By: Mary Fran Bontempo

Epic. Astounding. Awe-inspiring. Fill in the superlative of your choice.

The movie version of Les Miserables, the most extraordinary play ever staged (okay, I’m a fanatic), is incredible. And I was prepared to be underwhelmed.

I’ve seen the play at least six times, and I’d go to see it again tomorrow. So the movie had some big shoes to fill to reach the barre, let alone surpass it. Which I don’t think it did, but still.

The musical version of Victor Hugo’s masterpiece tells the story of Jean Valjean, a recently freed prisoner who reaches a crossroads when he is caught stealing from a priest after his release. (Les Mis devotees will recognize Colm Wilkinson, London’s original Jean Valjean, as the priest who saves the movie’s Valjean.) The priest exonerates Valjean, who then dedicates his life to God, taking on a new identity and then the care of the orphaned Cossette, raising her as his own. But Inspector Javert remains hot on the trail of Valjean, who has broken parole. Through the passing of years, Javert remains in pursuit of Valjean, and the chase is only halted when the now-grown Cossette falls in love with Marius, a student and fighter in the people’s revolution against the French government.

I don’t know anyone who has seen the play who doesn’t become an instant devotee. The story is compelling, the music, at turns beautiful, haunting and soaring. And it’s not an easy play to perform.

The voices make the stage production. A weak voice undermines the play. Fortunately, the grand sweep of the movie’s scenery and more important, close ups of the actors’ faces, makes up for some of the weakness in the lack of vocal prowess. Some, but not all.
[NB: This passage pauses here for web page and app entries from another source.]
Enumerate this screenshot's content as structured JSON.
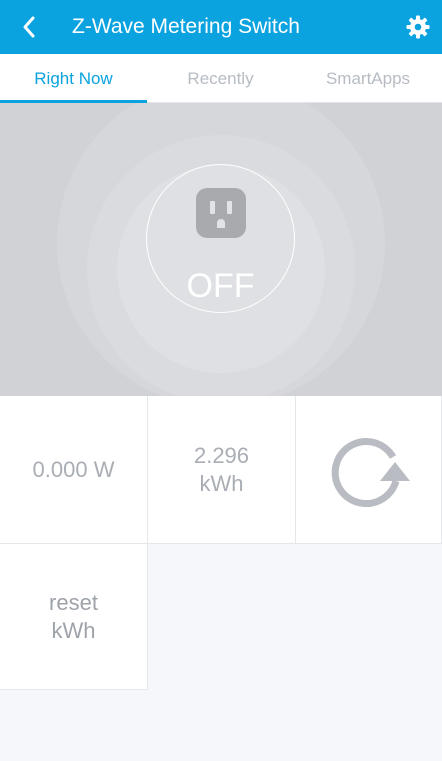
{
  "header": {
    "title": "Z-Wave Metering Switch",
    "back_icon": "chevron-left-icon",
    "settings_icon": "gear-icon",
    "accent_color": "#0aa3df"
  },
  "tabs": [
    {
      "label": "Right Now",
      "active": true
    },
    {
      "label": "Recently",
      "active": false
    },
    {
      "label": "SmartApps",
      "active": false
    }
  ],
  "switch_tile": {
    "icon": "outlet-icon",
    "state": "OFF",
    "background_color": "#d1d2d6"
  },
  "tiles": {
    "power": "0.000 W",
    "energy": "2.296\nkWh",
    "refresh_icon": "refresh-icon",
    "reset": "reset\nkWh"
  }
}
Hugh Jackman as Valjean is fabulous. A song and dance man as well as matinee idol, Jackman handles the musical numbers fairly well, but it is the emotion he brings to the role that makes him a wonderfully strong, yet tender Valjean. Likewise, Ann Hathaway, who is incredible as Fantine, Cossette’s disgraced mother. Hathaway brings a poignancy to the role that is augmented by her skill in playing to the camera.

Further, Eddie Redmayne (My Week With Marilyn), is simply a revelation as Marius, Cossette’s love interest. Unlike Jackman and Hathaway, Redmayne shines across the board, bringing Maruis fully to life in action and song in a part that often appears to be enhanced window dressing in the play.

The one major misstep in the production is the casting of Russell Crowe as Javert. Simply put, Crowe can’t sing worth a lick, and the part requires a major vocal powerhouse. Nor does Crowe adequately convey Javert’s menace. While the inspector is cold-hearted, Crowe plays him like a frozen cardboard cutout.

Unfortunately, Amanda Seyfried, as Cossette, is also at a vocal disadvantage, sounding uncomfortably like a chipmunk with her tremulous vibrato. Her porcelain skin and gigantic eyes couldn’t make up for her distracting (read: annoying) voice.The casting of Sacha Baron Cohen as corrupt innkeeper, Thenardier? It doesn’t really work, but it’s not horrible.

But these flaws are mere bumps in an otherwise masterful film. The movie captures the grit and grimness of the time in a way the play can’t, while affording the actors an opportunity to share deep emotion with the audience.

Yet, if you haven’t seen the play, you really must. The film is no substitute, but it comes close. Very, very close.

Check out the trailer below.